## [Problem]
Every line below should be set down exactly as it appears.

====== Information given ======

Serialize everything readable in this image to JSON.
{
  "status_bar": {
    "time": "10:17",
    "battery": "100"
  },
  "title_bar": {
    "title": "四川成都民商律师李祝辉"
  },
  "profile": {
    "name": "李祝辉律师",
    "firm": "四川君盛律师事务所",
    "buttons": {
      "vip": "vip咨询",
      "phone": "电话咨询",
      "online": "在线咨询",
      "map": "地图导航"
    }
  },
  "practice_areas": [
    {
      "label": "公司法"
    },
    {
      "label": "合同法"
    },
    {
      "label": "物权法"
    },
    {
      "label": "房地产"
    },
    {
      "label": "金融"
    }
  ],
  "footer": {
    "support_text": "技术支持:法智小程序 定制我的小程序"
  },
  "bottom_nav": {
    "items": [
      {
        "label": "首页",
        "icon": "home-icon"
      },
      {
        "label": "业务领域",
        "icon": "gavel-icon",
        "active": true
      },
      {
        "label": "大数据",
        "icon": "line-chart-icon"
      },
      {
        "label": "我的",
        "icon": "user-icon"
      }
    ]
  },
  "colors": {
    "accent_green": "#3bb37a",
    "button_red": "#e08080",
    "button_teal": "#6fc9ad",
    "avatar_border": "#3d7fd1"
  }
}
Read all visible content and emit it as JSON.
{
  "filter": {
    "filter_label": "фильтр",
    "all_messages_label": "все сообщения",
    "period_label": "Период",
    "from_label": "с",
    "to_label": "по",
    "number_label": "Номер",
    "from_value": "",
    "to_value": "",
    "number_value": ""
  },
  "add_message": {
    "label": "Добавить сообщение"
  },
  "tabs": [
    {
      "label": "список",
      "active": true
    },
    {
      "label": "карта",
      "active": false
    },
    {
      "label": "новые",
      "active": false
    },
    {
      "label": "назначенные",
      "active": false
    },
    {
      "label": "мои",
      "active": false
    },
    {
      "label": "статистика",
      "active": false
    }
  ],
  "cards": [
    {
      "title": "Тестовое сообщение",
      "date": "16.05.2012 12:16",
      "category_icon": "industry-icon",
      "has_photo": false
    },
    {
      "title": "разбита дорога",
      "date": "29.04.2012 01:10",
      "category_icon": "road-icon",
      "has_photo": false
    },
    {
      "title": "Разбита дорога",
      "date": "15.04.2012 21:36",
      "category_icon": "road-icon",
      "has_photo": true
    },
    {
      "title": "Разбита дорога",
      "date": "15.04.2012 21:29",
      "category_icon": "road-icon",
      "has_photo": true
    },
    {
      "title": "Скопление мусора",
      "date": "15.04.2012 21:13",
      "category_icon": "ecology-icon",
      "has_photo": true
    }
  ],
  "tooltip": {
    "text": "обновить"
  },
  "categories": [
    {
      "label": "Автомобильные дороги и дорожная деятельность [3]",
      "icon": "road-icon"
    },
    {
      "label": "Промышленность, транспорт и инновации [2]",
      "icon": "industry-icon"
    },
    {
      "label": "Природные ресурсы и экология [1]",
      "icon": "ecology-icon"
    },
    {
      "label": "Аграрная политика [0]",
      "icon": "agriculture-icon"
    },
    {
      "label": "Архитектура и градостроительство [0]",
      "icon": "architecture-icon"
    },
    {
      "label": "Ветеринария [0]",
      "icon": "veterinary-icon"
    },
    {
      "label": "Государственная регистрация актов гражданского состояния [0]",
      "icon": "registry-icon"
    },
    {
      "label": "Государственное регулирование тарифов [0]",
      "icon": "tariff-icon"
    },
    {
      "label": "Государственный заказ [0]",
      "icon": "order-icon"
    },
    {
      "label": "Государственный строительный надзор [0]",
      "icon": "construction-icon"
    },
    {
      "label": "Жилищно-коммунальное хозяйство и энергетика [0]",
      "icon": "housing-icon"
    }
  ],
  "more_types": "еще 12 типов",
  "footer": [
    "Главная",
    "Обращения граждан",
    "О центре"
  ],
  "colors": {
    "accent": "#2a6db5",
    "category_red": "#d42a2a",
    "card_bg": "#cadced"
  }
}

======

## [Output]
Serialize everything readable in this image to JSON.
{
  "status_bar": {
    "time": "10:17",
    "battery": "100"
  },
  "title_bar": {
    "title": "四川成都民商律师李祝辉"
  },
  "profile": {
    "name": "李祝辉律师",
    "firm": "四川君盛律师事务所",
    "buttons": {
      "vip": "vip咨询",
      "phone": "电话咨询",
      "online": "在线咨询",
      "map": "地图导航"
    }
  },
  "practice_areas": [
    {
      "label": "公司法"
    },
    {
      "label": "合同法"
    },
    {
      "label": "物权法"
    },
    {
      "label": "房地产"
    },
    {
      "label": "金融"
    }
  ],
  "footer": {
    "support_text": "技术支持:法智小程序 定制我的小程序"
  },
  "bottom_nav": {
    "items": [
      {
        "label": "首页",
        "icon": "home-icon"
      },
      {
        "label": "业务领域",
        "icon": "gavel-icon",
        "active": true
      },
      {
        "label": "大数据",
        "icon": "line-chart-icon"
      },
      {
        "label": "我的",
        "icon": "user-icon"
      }
    ]
  },
  "colors": {
    "accent_green": "#3bb37a",
    "button_red": "#e08080",
    "button_teal": "#6fc9ad",
    "avatar_border": "#3d7fd1"
  }
}
Read all visible content and emit it as JSON.
{
  "filter": {
    "filter_label": "фильтр",
    "all_messages_label": "все сообщения",
    "period_label": "Период",
    "from_label": "с",
    "to_label": "по",
    "number_label": "Номер",
    "from_value": "",
    "to_value": "",
    "number_value": ""
  },
  "add_message": {
    "label": "Добавить сообщение"
  },
  "tabs": [
    {
      "label": "список",
      "active": true
    },
    {
      "label": "карта",
      "active": false
    },
    {
      "label": "новые",
      "active": false
    },
    {
      "label": "назначенные",
      "active": false
    },
    {
      "label": "мои",
      "active": false
    },
    {
      "label": "статистика",
      "active": false
    }
  ],
  "cards": [
    {
      "title": "Тестовое сообщение",
      "date": "16.05.2012 12:16",
      "category_icon": "industry-icon",
      "has_photo": false
    },
    {
      "title": "разбита дорога",
      "date": "29.04.2012 01:10",
      "category_icon": "road-icon",
      "has_photo": false
    },
    {
      "title": "Разбита дорога",
      "date": "15.04.2012 21:36",
      "category_icon": "road-icon",
      "has_photo": true
    },
    {
      "title": "Разбита дорога",
      "date": "15.04.2012 21:29",
      "category_icon": "road-icon",
      "has_photo": true
    },
    {
      "title": "Скопление мусора",
      "date": "15.04.2012 21:13",
      "category_icon": "ecology-icon",
      "has_photo": true
    }
  ],
  "tooltip": {
    "text": "обновить"
  },
  "categories": [
    {
      "label": "Автомобильные дороги и дорожная деятельность [3]",
      "icon": "road-icon"
    },
    {
      "label": "Промышленность, транспорт и инновации [2]",
      "icon": "industry-icon"
    },
    {
      "label": "Природные ресурсы и экология [1]",
      "icon": "ecology-icon"
    },
    {
      "label": "Аграрная политика [0]",
      "icon": "agriculture-icon"
    },
    {
      "label": "Архитектура и градостроительство [0]",
      "icon": "architecture-icon"
    },
    {
      "label": "Ветеринария [0]",
      "icon": "veterinary-icon"
    },
    {
      "label": "Государственная регистрация актов гражданского состояния [0]",
      "icon": "registry-icon"
    },
    {
      "label": "Государственное регулирование тарифов [0]",
      "icon": "tariff-icon"
    },
    {
      "label": "Государственный заказ [0]",
      "icon": "order-icon"
    },
    {
      "label": "Государственный строительный надзор [0]",
      "icon": "construction-icon"
    },
    {
      "label": "Жилищно-коммунальное хозяйство и энергетика [0]",
      "icon": "housing-icon"
    }
  ],
  "more_types": "еще 12 типов",
  "footer": [
    "Главная",
    "Обращения граждан",
    "О центре"
  ],
  "colors": {
    "accent": "#2a6db5",
    "category_red": "#d42a2a",
    "card_bg": "#cadced"
  }
}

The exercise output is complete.